Perhaps to him, this is just The Way Things Are and to look deeper into it would mean acknowledging his own complicity in the status quo and responsibility to change it. All that introspection is a lot of work. Mr. Davis seems to find it easier to simply dismiss the questioner.
As for Ms. Plec, I understand her initial point. While I can see how some members of fandom can see Jamie as Bonnie’s stepbrother, I can also see the argument for another interpretation. Jamie was first introduced a couple episodes ago and he and Bonnie have not grown up as brother and sister. While it would be a little strange for Bonnie to start a relationship with a guy who was introduced as having a mother/son relationship with her mother, it is surely no stranger than Elena openly dating two vampire brothers. What is a little annoying is the fact that Jamie was introduced a few episodes ago and may be heading out a few episodes from now.
The fact that of all the characters including several hundred-year-old vampires, adults, and witches, Bonnie must be the “strong” one and moral compass but is rarely given a long-term love interest and certainly not lusted after like Elena and Caroline, who seem to have a steady stream of protectors and admirers, is frustrating. Bonnie was given one regular love interest: Jeremy, Elena’s brother who promptly cheated on her and left. It was a far cry from The Salvatore brothers’ ceaseless devotion to Elena and Tyler and Matt (now Tyler and Klaus’) battles for Caroline’s affection. Why isn’t Bonnie entitled to any of these options? I would say that both Caroline and Elena are portrayed as beautiful and strong. If murderous vampires are OK for them, why is Bonnie expected to stoically wait for something better?

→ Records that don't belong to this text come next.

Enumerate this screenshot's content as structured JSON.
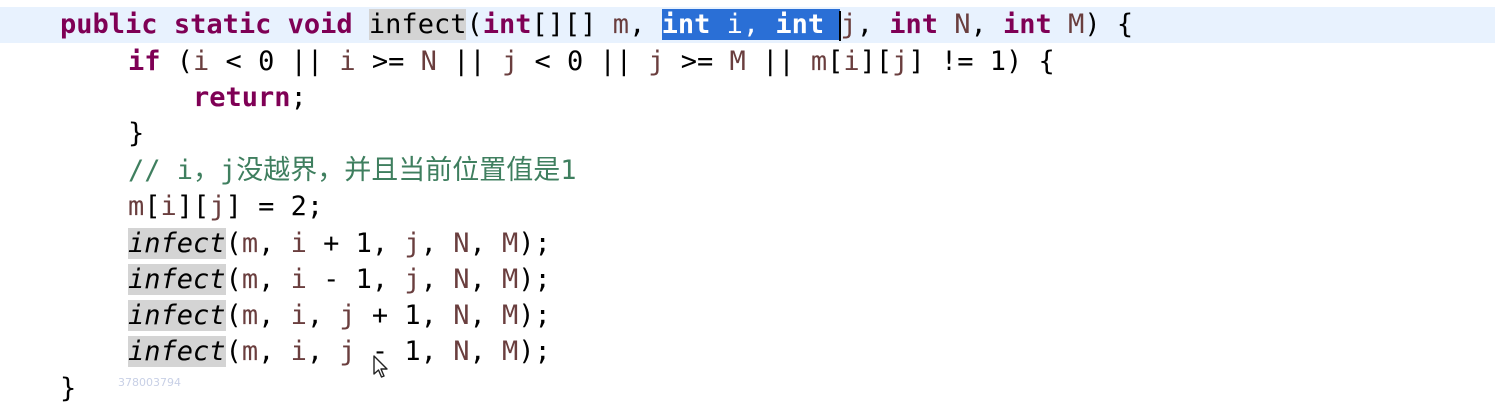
{
  "editor": {
    "lines": [
      {
        "indent": 60,
        "tokens": [
          {
            "t": "public",
            "c": "kw"
          },
          {
            "t": " ",
            "c": "plain"
          },
          {
            "t": "static",
            "c": "kw"
          },
          {
            "t": " ",
            "c": "plain"
          },
          {
            "t": "void",
            "c": "kw"
          },
          {
            "t": " ",
            "c": "plain"
          },
          {
            "t": "infect",
            "c": "mdecl"
          },
          {
            "t": "(",
            "c": "plain"
          },
          {
            "t": "int",
            "c": "kw"
          },
          {
            "t": "[][] ",
            "c": "plain"
          },
          {
            "t": "m",
            "c": "var"
          },
          {
            "t": ", ",
            "c": "plain"
          },
          {
            "t": "int",
            "c": "sel"
          },
          {
            "t": " i, ",
            "c": "sel-plain"
          },
          {
            "t": "int",
            "c": "sel"
          },
          {
            "t": " ",
            "c": "sel-plain"
          },
          {
            "t": "|",
            "c": "caret"
          },
          {
            "t": "j",
            "c": "var"
          },
          {
            "t": ", ",
            "c": "plain"
          },
          {
            "t": "int",
            "c": "kw"
          },
          {
            "t": " ",
            "c": "plain"
          },
          {
            "t": "N",
            "c": "var"
          },
          {
            "t": ", ",
            "c": "plain"
          },
          {
            "t": "int",
            "c": "kw"
          },
          {
            "t": " ",
            "c": "plain"
          },
          {
            "t": "M",
            "c": "var"
          },
          {
            "t": ") {",
            "c": "plain"
          }
        ]
      },
      {
        "indent": 128,
        "tokens": [
          {
            "t": "if",
            "c": "kw"
          },
          {
            "t": " (",
            "c": "plain"
          },
          {
            "t": "i",
            "c": "var"
          },
          {
            "t": " < 0 || ",
            "c": "plain"
          },
          {
            "t": "i",
            "c": "var"
          },
          {
            "t": " >= ",
            "c": "plain"
          },
          {
            "t": "N",
            "c": "var"
          },
          {
            "t": " || ",
            "c": "plain"
          },
          {
            "t": "j",
            "c": "var"
          },
          {
            "t": " < 0 || ",
            "c": "plain"
          },
          {
            "t": "j",
            "c": "var"
          },
          {
            "t": " >= ",
            "c": "plain"
          },
          {
            "t": "M",
            "c": "var"
          },
          {
            "t": " || ",
            "c": "plain"
          },
          {
            "t": "m",
            "c": "var"
          },
          {
            "t": "[",
            "c": "plain"
          },
          {
            "t": "i",
            "c": "var"
          },
          {
            "t": "][",
            "c": "plain"
          },
          {
            "t": "j",
            "c": "var"
          },
          {
            "t": "] != 1) {",
            "c": "plain"
          }
        ]
      },
      {
        "indent": 193,
        "tokens": [
          {
            "t": "return",
            "c": "kw"
          },
          {
            "t": ";",
            "c": "plain"
          }
        ]
      },
      {
        "indent": 128,
        "tokens": [
          {
            "t": "}",
            "c": "plain"
          }
        ]
      },
      {
        "indent": 128,
        "tokens": [
          {
            "t": "// i，j没越界，并且当前位置值是1",
            "c": "cm"
          }
        ]
      },
      {
        "indent": 128,
        "tokens": [
          {
            "t": "m",
            "c": "var"
          },
          {
            "t": "[",
            "c": "plain"
          },
          {
            "t": "i",
            "c": "var"
          },
          {
            "t": "][",
            "c": "plain"
          },
          {
            "t": "j",
            "c": "var"
          },
          {
            "t": "] = 2;",
            "c": "plain"
          }
        ]
      },
      {
        "indent": 128,
        "tokens": [
          {
            "t": "infect",
            "c": "call"
          },
          {
            "t": "(",
            "c": "plain"
          },
          {
            "t": "m",
            "c": "var"
          },
          {
            "t": ", ",
            "c": "plain"
          },
          {
            "t": "i",
            "c": "var"
          },
          {
            "t": " + 1, ",
            "c": "plain"
          },
          {
            "t": "j",
            "c": "var"
          },
          {
            "t": ", ",
            "c": "plain"
          },
          {
            "t": "N",
            "c": "var"
          },
          {
            "t": ", ",
            "c": "plain"
          },
          {
            "t": "M",
            "c": "var"
          },
          {
            "t": ");",
            "c": "plain"
          }
        ]
      },
      {
        "indent": 128,
        "tokens": [
          {
            "t": "infect",
            "c": "call"
          },
          {
            "t": "(",
            "c": "plain"
          },
          {
            "t": "m",
            "c": "var"
          },
          {
            "t": ", ",
            "c": "plain"
          },
          {
            "t": "i",
            "c": "var"
          },
          {
            "t": " - 1, ",
            "c": "plain"
          },
          {
            "t": "j",
            "c": "var"
          },
          {
            "t": ", ",
            "c": "plain"
          },
          {
            "t": "N",
            "c": "var"
          },
          {
            "t": ", ",
            "c": "plain"
          },
          {
            "t": "M",
            "c": "var"
          },
          {
            "t": ");",
            "c": "plain"
          }
        ]
      },
      {
        "indent": 128,
        "tokens": [
          {
            "t": "infect",
            "c": "call"
          },
          {
            "t": "(",
            "c": "plain"
          },
          {
            "t": "m",
            "c": "var"
          },
          {
            "t": ", ",
            "c": "plain"
          },
          {
            "t": "i",
            "c": "var"
          },
          {
            "t": ", ",
            "c": "plain"
          },
          {
            "t": "j",
            "c": "var"
          },
          {
            "t": " + 1, ",
            "c": "plain"
          },
          {
            "t": "N",
            "c": "var"
          },
          {
            "t": ", ",
            "c": "plain"
          },
          {
            "t": "M",
            "c": "var"
          },
          {
            "t": ");",
            "c": "plain"
          }
        ]
      },
      {
        "indent": 128,
        "tokens": [
          {
            "t": "infect",
            "c": "call"
          },
          {
            "t": "(",
            "c": "plain"
          },
          {
            "t": "m",
            "c": "var"
          },
          {
            "t": ", ",
            "c": "plain"
          },
          {
            "t": "i",
            "c": "var"
          },
          {
            "t": ", ",
            "c": "plain"
          },
          {
            "t": "j",
            "c": "var"
          },
          {
            "t": " - 1, ",
            "c": "plain"
          },
          {
            "t": "N",
            "c": "var"
          },
          {
            "t": ", ",
            "c": "plain"
          },
          {
            "t": "M",
            "c": "var"
          },
          {
            "t": ");",
            "c": "plain"
          }
        ]
      },
      {
        "indent": 60,
        "tokens": [
          {
            "t": "}",
            "c": "plain"
          }
        ]
      }
    ]
  },
  "watermark": "378003794",
  "icons": {
    "pointer": "mouse-pointer-icon"
  },
  "colors": {
    "keyword": "#7f0055",
    "variable": "#6a3e3e",
    "comment": "#3f7f5f",
    "selection": "#2a6fd6",
    "current_line": "#e8f2fe",
    "occurrence": "#d4d4d4"
  }
}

Kendra: The interactions between fans and creators is so interesting now that Twitter is involved and fandom can throw feedback a writer’s direction in realtime. While I’m very against the idea of writers taking too much input from fans concerning things like ‘ships and character screen-time (I still swear that’s how we got certain seasons of fellow CW show Supernatural), that doesn’t rule out the possibility of having witty, intelligent, and most of all respectful discourse with your fans via social media. As the head writer, Plec obviously knows plans for characters’ arcs that we’re not privy to, so if Bonnie/Jamie is the endgame, that’s completely her right. That said, as the head writer with a plan in mind, I would expect her to be able to explain her decisions with more than what essentially boils down to “she’s a strong black woman.”

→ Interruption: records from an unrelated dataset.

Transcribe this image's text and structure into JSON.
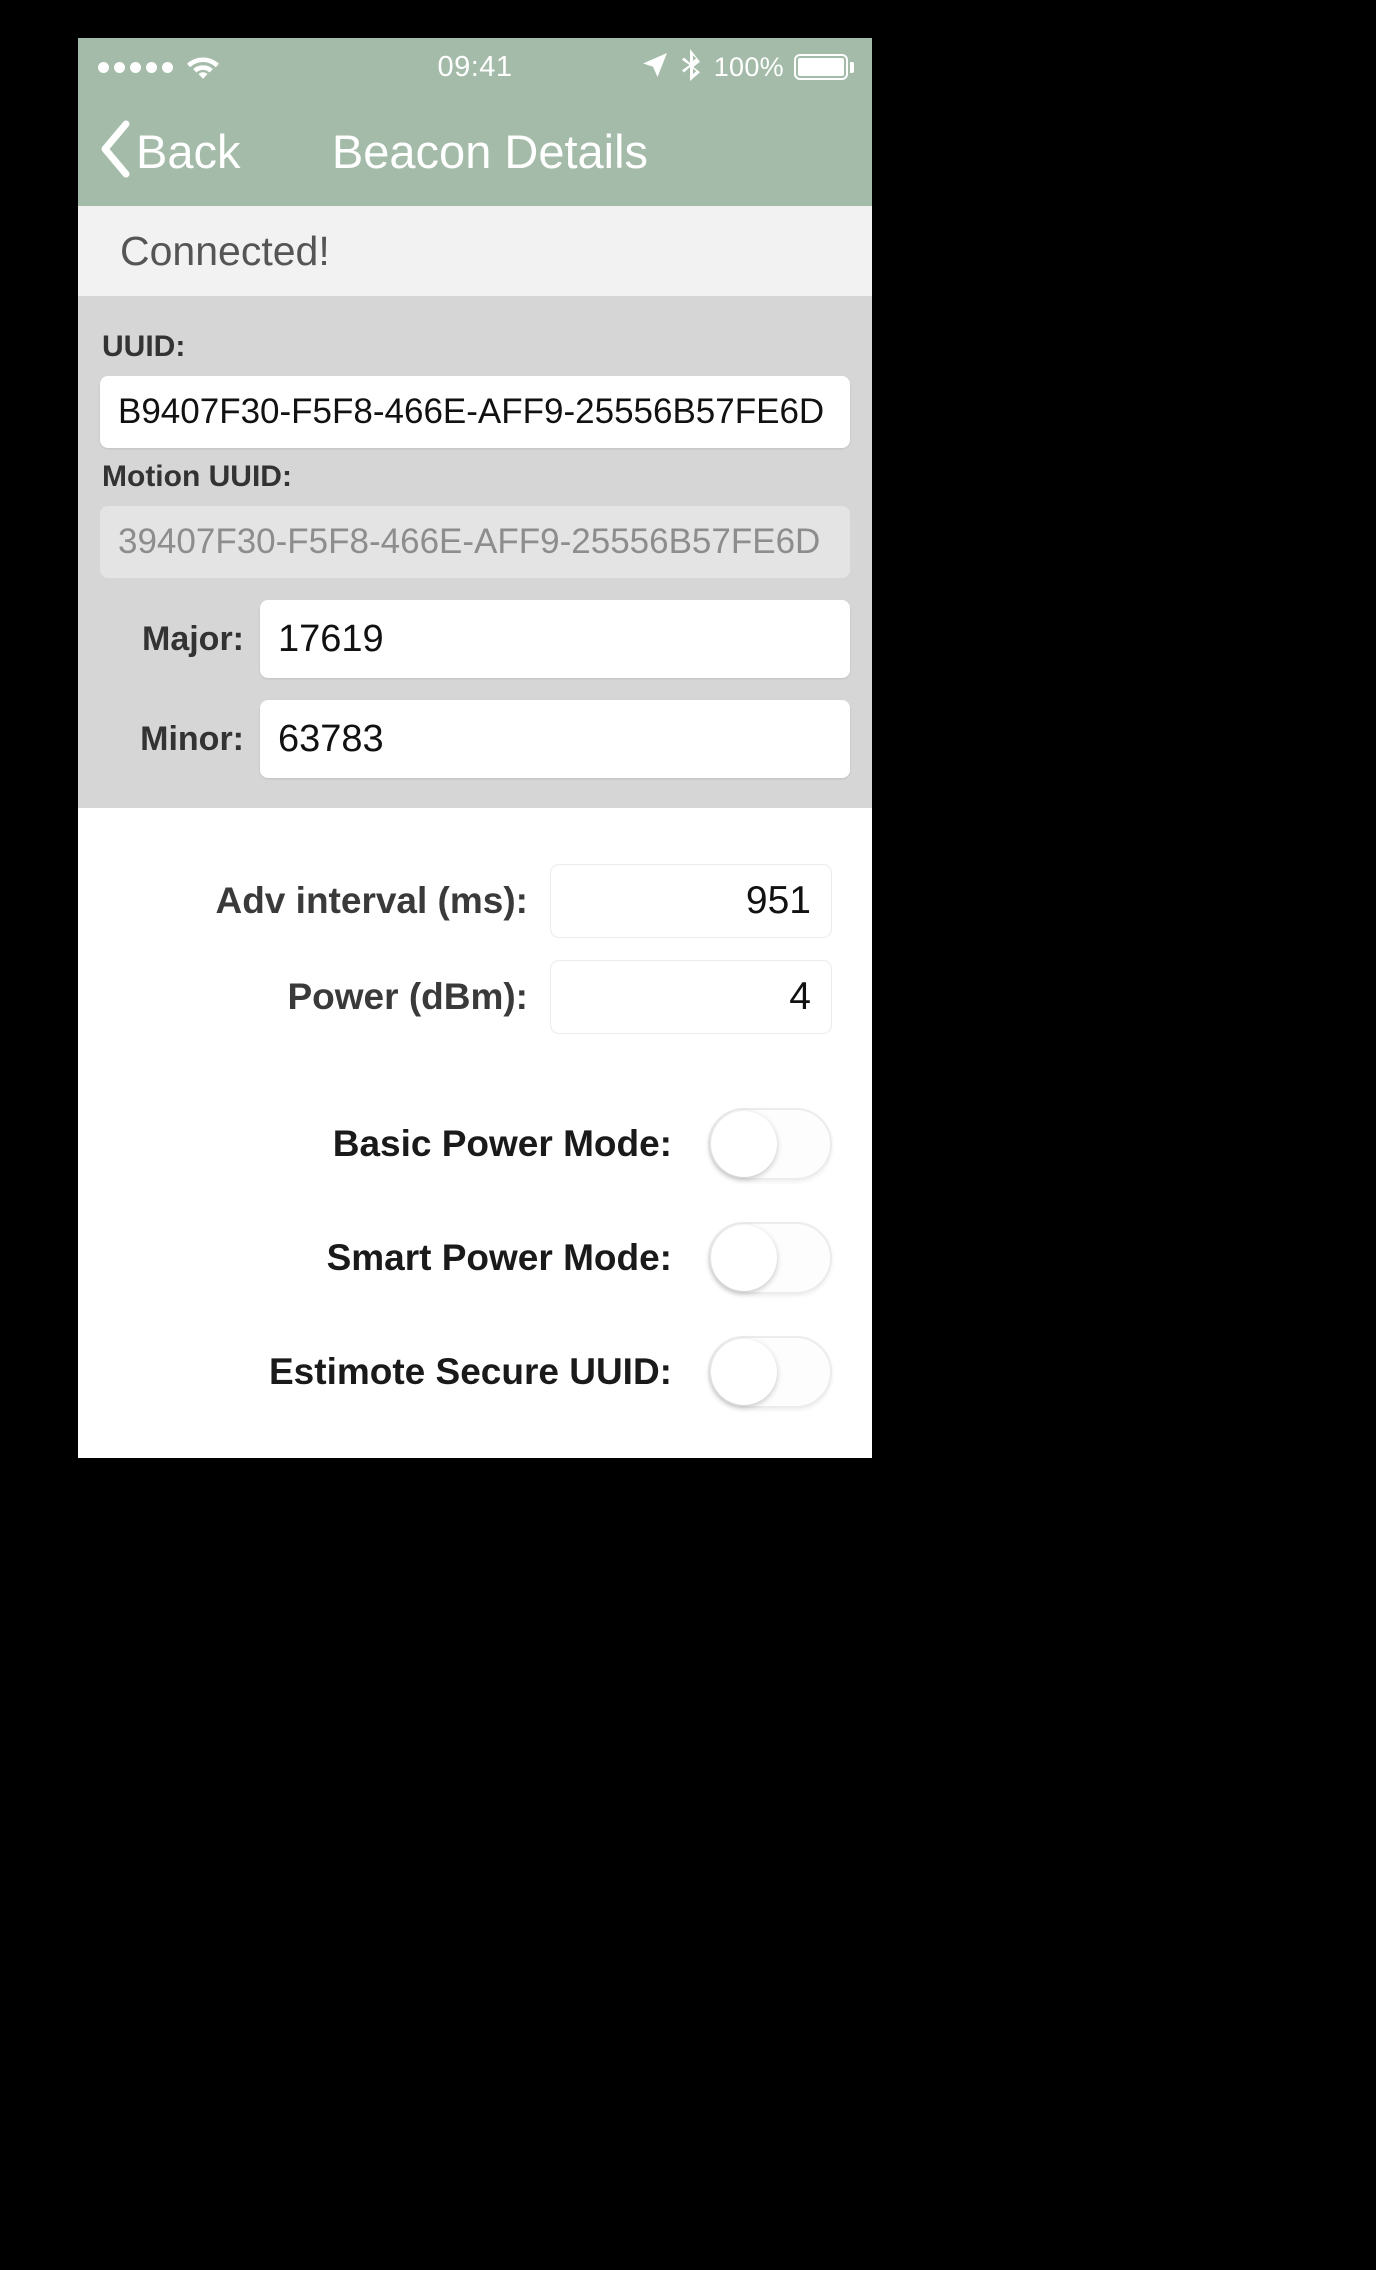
{
  "status_bar": {
    "signal_dots": 5,
    "wifi_icon": "wifi-icon",
    "time": "09:41",
    "location_icon": "location-arrow-icon",
    "bluetooth_icon": "bluetooth-icon",
    "battery_percent": "100%",
    "battery_level": 100
  },
  "nav": {
    "back_label": "Back",
    "back_icon": "chevron-left-icon",
    "title": "Beacon Details"
  },
  "connection": {
    "status_text": "Connected!"
  },
  "identity": {
    "uuid_label": "UUID:",
    "uuid_value": "B9407F30-F5F8-466E-AFF9-25556B57FE6D",
    "motion_uuid_label": "Motion UUID:",
    "motion_uuid_value": "39407F30-F5F8-466E-AFF9-25556B57FE6D",
    "major_label": "Major:",
    "major_value": "17619",
    "minor_label": "Minor:",
    "minor_value": "63783"
  },
  "settings": {
    "adv_interval_label": "Adv interval (ms):",
    "adv_interval_value": "951",
    "power_label": "Power (dBm):",
    "power_value": "4",
    "toggles": [
      {
        "label": "Basic Power Mode:",
        "state": "off"
      },
      {
        "label": "Smart Power Mode:",
        "state": "off"
      },
      {
        "label": "Estimote Secure UUID:",
        "state": "off"
      }
    ]
  },
  "colors": {
    "nav_bar": "#a3bba8",
    "banner_bg": "#f2f2f2",
    "identity_bg": "#d6d6d6",
    "content_bg": "#ffffff",
    "frame_bg": "#000000"
  }
}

Another interesting aspect to the whole situation is Kat Graham herself. She’s incredibly active on both Twitter and Tumblr, where this incident circulated for a week or so after happening. It’s easy to see how she might have heard about this and equally easy to feel terrible for her because of it. Whether she took offense or not, we don’t know. Choosing not to reply was probably for the best career-wise, but I can’t help wanting to know what her reaction might have been. Was she offended? Is she pissed at Matt Davis? Does she want more for her character on the show? Does she resent any of what’s happened? Are we jumping the gun by being offended on her behalf for something that she perhaps simply doesn’t even care about?

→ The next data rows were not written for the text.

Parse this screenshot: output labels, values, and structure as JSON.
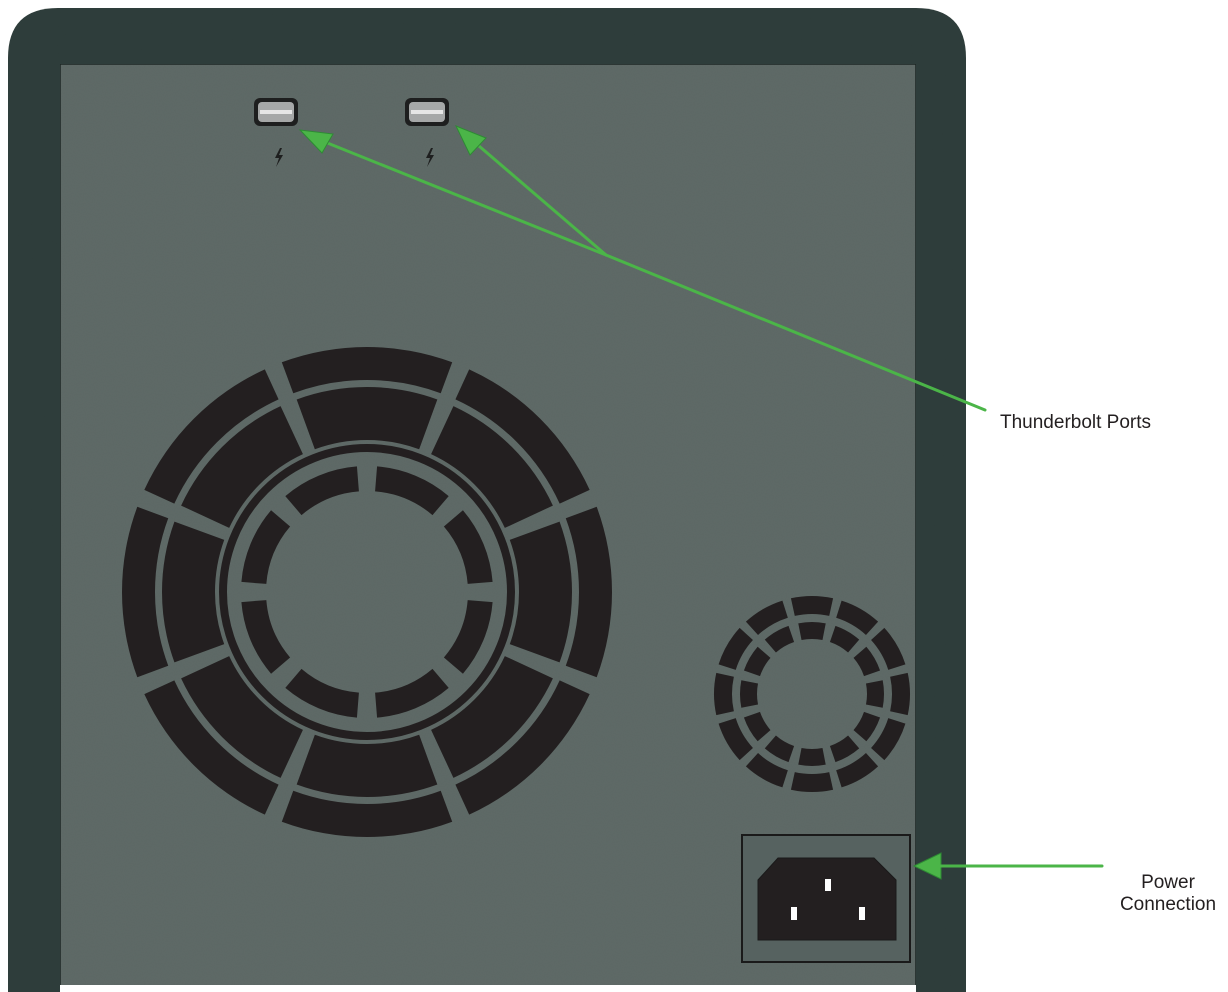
{
  "callouts": {
    "thunderbolt": "Thunderbolt Ports",
    "power_line1": "Power",
    "power_line2": "Connection"
  },
  "icons": {
    "port_symbol": "thunderbolt-icon",
    "power_inlet": "iec-c14-power-inlet-icon",
    "fan_grille": "fan-grille-icon"
  },
  "colors": {
    "enclosure_frame": "#2f3e3b",
    "back_panel": "#5f6a67",
    "vent_holes": "#231f20",
    "callout_arrow": "#4bb548",
    "label_text": "#231f20"
  }
}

It was her name, her character, and her ethnic background that got pulled into this thanks to Plec and Davis, and yet it seems she can’t respond for herself. How eerily similar to Bonnie’s situation on the show.
Jordan: Yes, while I understand Graham’s silence, it would be great to hear her perspective. How does she feel about Davis’ comment? And does she wish to offer any insight into her own feelings on Bonnie’s portrayal throughout the series? Kat Graham, if you’re reading this, we’d love to hear from you.